Activity:
Copy the lines below that contain "icon".

____________

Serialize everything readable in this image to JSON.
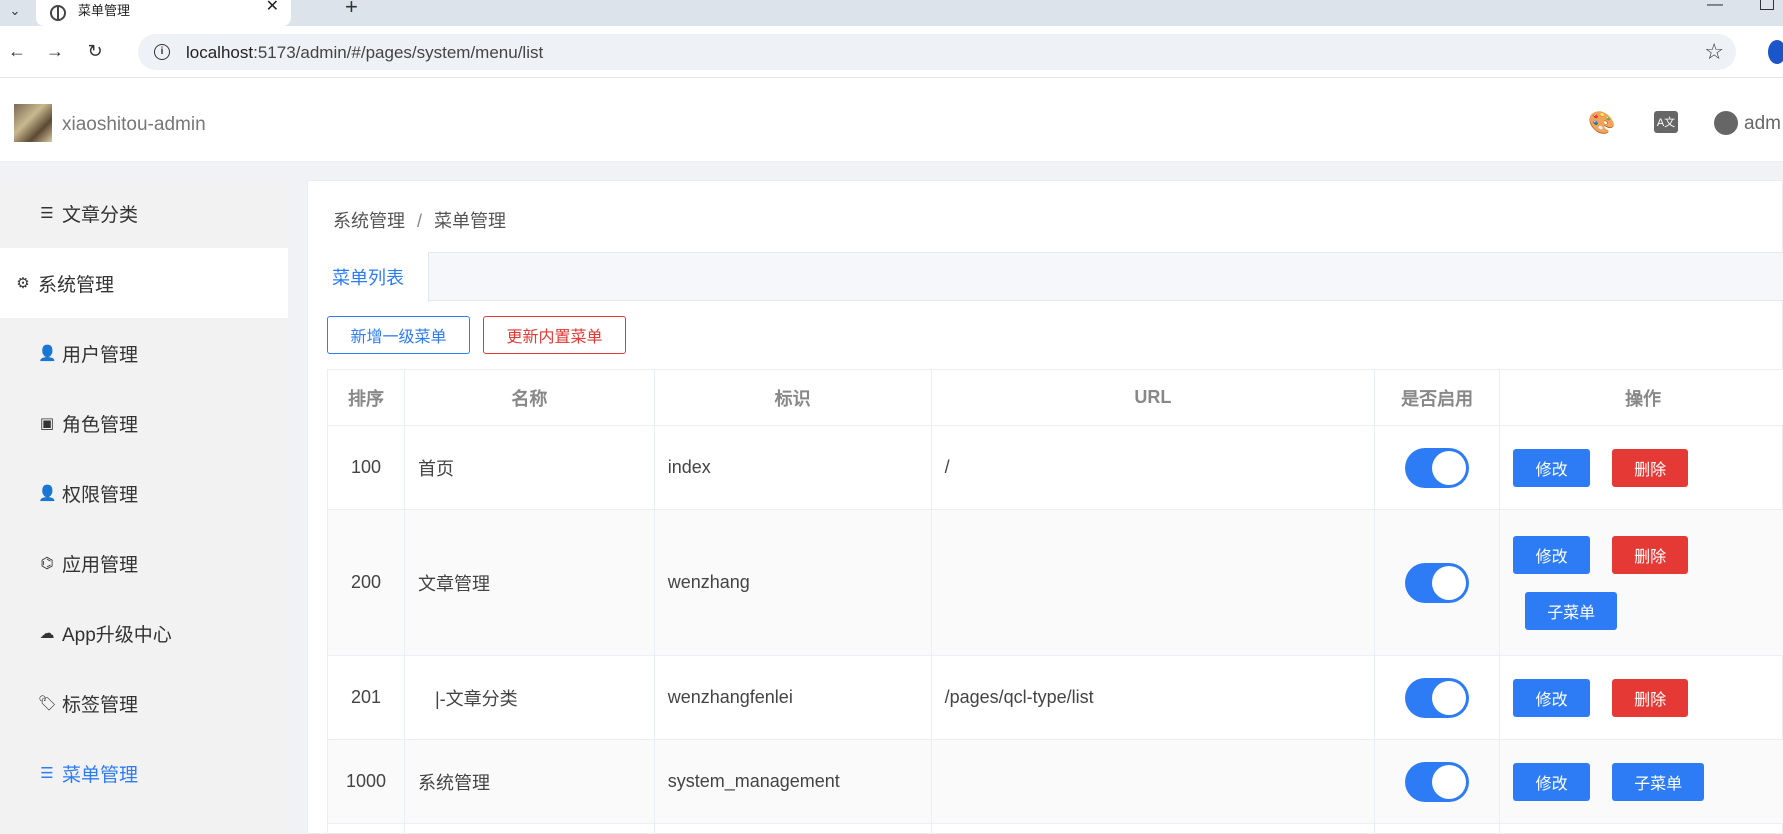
{
  "browser": {
    "tab_title": "菜单管理",
    "url_host": "localhost",
    "url_rest": ":5173/admin/#/pages/system/menu/list"
  },
  "header": {
    "app_title": "xiaoshitou-admin",
    "user_name": "adm"
  },
  "sidebar": {
    "items": [
      {
        "label": "文章分类",
        "icon": "list-icon"
      },
      {
        "label": "系统管理",
        "icon": "gear-icon"
      },
      {
        "label": "用户管理",
        "icon": "user-gear-icon"
      },
      {
        "label": "角色管理",
        "icon": "role-card-icon"
      },
      {
        "label": "权限管理",
        "icon": "user-lock-icon"
      },
      {
        "label": "应用管理",
        "icon": "app-icon"
      },
      {
        "label": "App升级中心",
        "icon": "cloud-upload-icon"
      },
      {
        "label": "标签管理",
        "icon": "tag-icon"
      },
      {
        "label": "菜单管理",
        "icon": "list-icon"
      }
    ]
  },
  "breadcrumb": [
    "系统管理",
    "菜单管理"
  ],
  "tabs": [
    "菜单列表"
  ],
  "toolbar": {
    "add_label": "新增一级菜单",
    "update_label": "更新内置菜单"
  },
  "table": {
    "headers": [
      "排序",
      "名称",
      "标识",
      "URL",
      "是否启用",
      "操作"
    ],
    "rows": [
      {
        "order": "100",
        "name": "首页",
        "key": "index",
        "url": "/",
        "enabled": true
      },
      {
        "order": "200",
        "name": "文章管理",
        "key": "wenzhang",
        "url": "",
        "enabled": true
      },
      {
        "order": "201",
        "name": "|-文章分类",
        "key": "wenzhangfenlei",
        "url": "/pages/qcl-type/list",
        "enabled": true
      },
      {
        "order": "1000",
        "name": "系统管理",
        "key": "system_management",
        "url": "",
        "enabled": true
      }
    ],
    "actions": {
      "edit": "修改",
      "delete": "删除",
      "child": "子菜单"
    }
  },
  "colors": {
    "primary": "#2d7cf6",
    "danger": "#e53935"
  }
}
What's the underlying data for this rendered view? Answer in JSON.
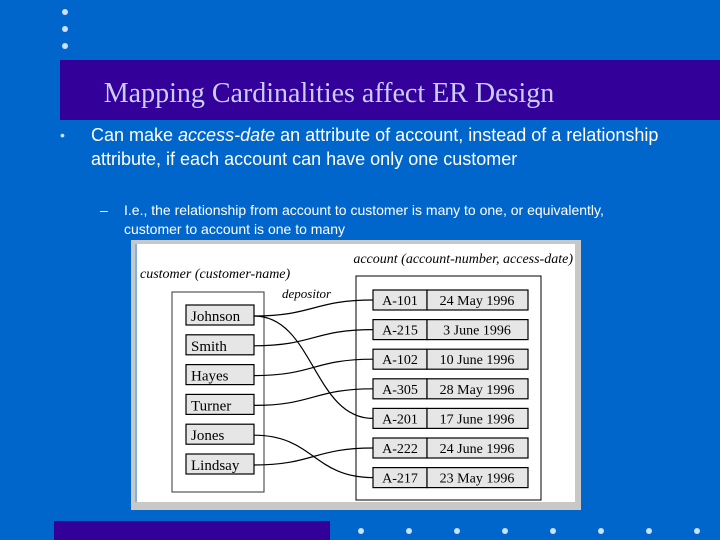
{
  "slide": {
    "title": "Mapping Cardinalities affect ER Design",
    "bullet_marker": "•",
    "bullet_text_before": "Can make ",
    "bullet_text_italic": "access-date",
    "bullet_text_after": " an attribute of account, instead of a relationship attribute, if each account can have only one customer",
    "sub_marker": "–",
    "sub_text": "I.e., the relationship from account to customer is many to one, or equivalently, customer to account is one to many"
  },
  "colors": {
    "background": "#0066CC",
    "title_band": "#330099",
    "title_text": "#CCCCFF",
    "dots": "#CCE0FF"
  },
  "figure": {
    "customer_label": "customer (customer-name)",
    "account_label": "account (account-number, access-date)",
    "relationship_label": "depositor",
    "customers": [
      "Johnson",
      "Smith",
      "Hayes",
      "Turner",
      "Jones",
      "Lindsay"
    ],
    "accounts": [
      {
        "number": "A-101",
        "date": "24 May 1996"
      },
      {
        "number": "A-215",
        "date": "3 June 1996"
      },
      {
        "number": "A-102",
        "date": "10 June 1996"
      },
      {
        "number": "A-305",
        "date": "28 May 1996"
      },
      {
        "number": "A-201",
        "date": "17 June 1996"
      },
      {
        "number": "A-222",
        "date": "24 June 1996"
      },
      {
        "number": "A-217",
        "date": "23 May 1996"
      }
    ],
    "links": [
      {
        "customer": "Johnson",
        "account": "A-101"
      },
      {
        "customer": "Johnson",
        "account": "A-201"
      },
      {
        "customer": "Smith",
        "account": "A-215"
      },
      {
        "customer": "Hayes",
        "account": "A-102"
      },
      {
        "customer": "Turner",
        "account": "A-305"
      },
      {
        "customer": "Jones",
        "account": "A-217"
      },
      {
        "customer": "Lindsay",
        "account": "A-222"
      }
    ]
  }
}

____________

Expected output:
        "icon": "list-icon"
        "icon": "gear-icon"
        "icon": "user-gear-icon"
        "icon": "role-card-icon"
        "icon": "user-lock-icon"
        "icon": "app-icon"
        "icon": "cloud-upload-icon"
        "icon": "tag-icon"
        "icon": "list-icon"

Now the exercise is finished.